:: Activity ::
Find the string "JSON" in the data, and copy out each line that has it.

:: Data excerpts ::
──────────────────────────────
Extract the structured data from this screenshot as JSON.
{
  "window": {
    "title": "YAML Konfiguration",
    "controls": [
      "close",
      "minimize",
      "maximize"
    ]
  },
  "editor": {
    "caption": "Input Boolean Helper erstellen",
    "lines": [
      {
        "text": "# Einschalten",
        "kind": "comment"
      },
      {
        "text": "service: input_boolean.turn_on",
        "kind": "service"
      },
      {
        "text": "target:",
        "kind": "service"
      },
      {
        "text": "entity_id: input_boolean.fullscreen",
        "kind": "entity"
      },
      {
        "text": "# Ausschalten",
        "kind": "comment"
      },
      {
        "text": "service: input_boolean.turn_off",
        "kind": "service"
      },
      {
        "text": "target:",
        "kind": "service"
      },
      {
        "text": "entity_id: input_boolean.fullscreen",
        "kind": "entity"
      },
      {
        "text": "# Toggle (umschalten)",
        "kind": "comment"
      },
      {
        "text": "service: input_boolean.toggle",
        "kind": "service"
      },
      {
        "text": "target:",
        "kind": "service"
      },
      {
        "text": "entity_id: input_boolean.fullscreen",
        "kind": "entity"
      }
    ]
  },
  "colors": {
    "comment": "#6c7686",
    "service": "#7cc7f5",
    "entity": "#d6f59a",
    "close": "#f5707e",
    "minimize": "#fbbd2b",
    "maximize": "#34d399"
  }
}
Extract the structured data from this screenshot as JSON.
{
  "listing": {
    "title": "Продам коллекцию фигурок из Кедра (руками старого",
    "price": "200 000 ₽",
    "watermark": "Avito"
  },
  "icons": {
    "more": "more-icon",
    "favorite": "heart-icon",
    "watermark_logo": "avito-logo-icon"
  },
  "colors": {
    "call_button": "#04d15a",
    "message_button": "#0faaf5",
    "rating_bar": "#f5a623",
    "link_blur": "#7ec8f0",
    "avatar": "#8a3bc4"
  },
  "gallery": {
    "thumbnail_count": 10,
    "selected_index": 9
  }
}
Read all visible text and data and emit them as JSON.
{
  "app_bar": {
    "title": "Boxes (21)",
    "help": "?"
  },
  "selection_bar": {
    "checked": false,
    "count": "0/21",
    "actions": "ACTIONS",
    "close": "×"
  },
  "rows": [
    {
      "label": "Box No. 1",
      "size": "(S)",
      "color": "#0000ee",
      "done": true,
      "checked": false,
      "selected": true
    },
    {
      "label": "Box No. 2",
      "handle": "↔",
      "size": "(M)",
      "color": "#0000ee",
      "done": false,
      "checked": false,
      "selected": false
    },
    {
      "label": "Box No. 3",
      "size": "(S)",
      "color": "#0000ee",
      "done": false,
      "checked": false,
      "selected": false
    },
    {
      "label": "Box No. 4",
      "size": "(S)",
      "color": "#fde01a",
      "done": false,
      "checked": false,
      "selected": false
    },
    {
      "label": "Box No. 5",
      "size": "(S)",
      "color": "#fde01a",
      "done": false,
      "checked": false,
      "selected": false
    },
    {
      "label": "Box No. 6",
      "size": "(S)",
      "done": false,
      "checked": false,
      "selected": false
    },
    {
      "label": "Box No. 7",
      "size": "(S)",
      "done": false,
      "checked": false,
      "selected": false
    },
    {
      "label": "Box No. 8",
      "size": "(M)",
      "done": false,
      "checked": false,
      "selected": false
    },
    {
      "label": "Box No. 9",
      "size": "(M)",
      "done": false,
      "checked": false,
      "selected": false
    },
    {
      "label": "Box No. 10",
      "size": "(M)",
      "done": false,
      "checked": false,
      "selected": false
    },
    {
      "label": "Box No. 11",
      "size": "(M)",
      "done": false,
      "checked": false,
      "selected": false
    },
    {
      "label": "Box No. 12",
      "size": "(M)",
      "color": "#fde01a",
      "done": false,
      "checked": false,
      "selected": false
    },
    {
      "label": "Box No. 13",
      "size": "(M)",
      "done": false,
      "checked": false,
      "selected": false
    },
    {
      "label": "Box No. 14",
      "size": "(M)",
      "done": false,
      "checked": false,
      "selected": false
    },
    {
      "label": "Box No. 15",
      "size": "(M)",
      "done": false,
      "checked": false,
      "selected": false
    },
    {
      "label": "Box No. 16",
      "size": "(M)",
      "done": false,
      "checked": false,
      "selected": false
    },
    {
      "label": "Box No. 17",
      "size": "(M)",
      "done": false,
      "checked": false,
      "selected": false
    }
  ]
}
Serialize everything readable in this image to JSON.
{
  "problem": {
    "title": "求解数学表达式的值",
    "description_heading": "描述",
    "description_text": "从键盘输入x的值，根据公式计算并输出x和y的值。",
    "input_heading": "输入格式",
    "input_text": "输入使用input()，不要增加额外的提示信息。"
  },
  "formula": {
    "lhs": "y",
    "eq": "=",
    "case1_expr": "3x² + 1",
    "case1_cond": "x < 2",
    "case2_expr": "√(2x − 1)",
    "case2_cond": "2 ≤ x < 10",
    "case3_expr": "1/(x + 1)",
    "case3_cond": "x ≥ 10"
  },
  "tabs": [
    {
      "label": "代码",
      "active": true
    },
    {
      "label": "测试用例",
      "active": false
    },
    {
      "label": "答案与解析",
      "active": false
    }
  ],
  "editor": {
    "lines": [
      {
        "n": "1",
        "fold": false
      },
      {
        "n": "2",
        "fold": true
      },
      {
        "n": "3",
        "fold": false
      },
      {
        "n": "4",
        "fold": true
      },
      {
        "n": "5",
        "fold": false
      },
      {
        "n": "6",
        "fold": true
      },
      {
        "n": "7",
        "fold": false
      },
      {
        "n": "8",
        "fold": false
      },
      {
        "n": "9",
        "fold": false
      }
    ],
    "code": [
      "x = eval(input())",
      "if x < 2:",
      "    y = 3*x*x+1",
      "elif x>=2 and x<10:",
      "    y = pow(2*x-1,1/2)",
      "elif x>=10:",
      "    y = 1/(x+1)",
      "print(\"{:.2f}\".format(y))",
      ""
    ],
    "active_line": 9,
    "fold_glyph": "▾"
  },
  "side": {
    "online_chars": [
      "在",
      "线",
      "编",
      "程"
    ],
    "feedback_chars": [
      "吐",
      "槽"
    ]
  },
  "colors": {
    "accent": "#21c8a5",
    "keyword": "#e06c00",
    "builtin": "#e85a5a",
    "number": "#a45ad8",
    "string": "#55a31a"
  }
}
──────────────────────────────
:: Completed task ::
Extract the structured data from this screenshot as JSON.
Extract the structured data from this screenshot as JSON.
Read all visible text and data and emit them as JSON.
Serialize everything readable in this image to JSON.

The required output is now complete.